**Aim of the exercise:** An exact copy of the listing is what is needed; please output it in full.

**Entries shown:**

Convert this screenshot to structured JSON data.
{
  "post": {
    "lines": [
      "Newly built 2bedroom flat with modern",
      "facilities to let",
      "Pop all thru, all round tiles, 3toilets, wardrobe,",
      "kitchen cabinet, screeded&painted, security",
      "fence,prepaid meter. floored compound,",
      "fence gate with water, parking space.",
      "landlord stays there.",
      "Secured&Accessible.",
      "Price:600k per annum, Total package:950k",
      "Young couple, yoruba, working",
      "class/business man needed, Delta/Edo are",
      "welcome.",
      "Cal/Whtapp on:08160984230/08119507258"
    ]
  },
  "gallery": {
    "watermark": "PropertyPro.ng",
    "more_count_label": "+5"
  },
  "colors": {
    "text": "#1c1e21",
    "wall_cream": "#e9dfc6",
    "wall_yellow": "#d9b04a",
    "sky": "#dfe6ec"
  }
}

**Your response:**
Convert this screenshot to structured JSON data.
{
  "post": {
    "lines": [
      "Newly built 2bedroom flat with modern",
      "facilities to let",
      "Pop all thru, all round tiles, 3toilets, wardrobe,",
      "kitchen cabinet, screeded&painted, security",
      "fence,prepaid meter. floored compound,",
      "fence gate with water, parking space.",
      "landlord stays there.",
      "Secured&Accessible.",
      "Price:600k per annum, Total package:950k",
      "Young couple, yoruba, working",
      "class/business man needed, Delta/Edo are",
      "welcome.",
      "Cal/Whtapp on:08160984230/08119507258"
    ]
  },
  "gallery": {
    "watermark": "PropertyPro.ng",
    "more_count_label": "+5"
  },
  "colors": {
    "text": "#1c1e21",
    "wall_cream": "#e9dfc6",
    "wall_yellow": "#d9b04a",
    "sky": "#dfe6ec"
  }
}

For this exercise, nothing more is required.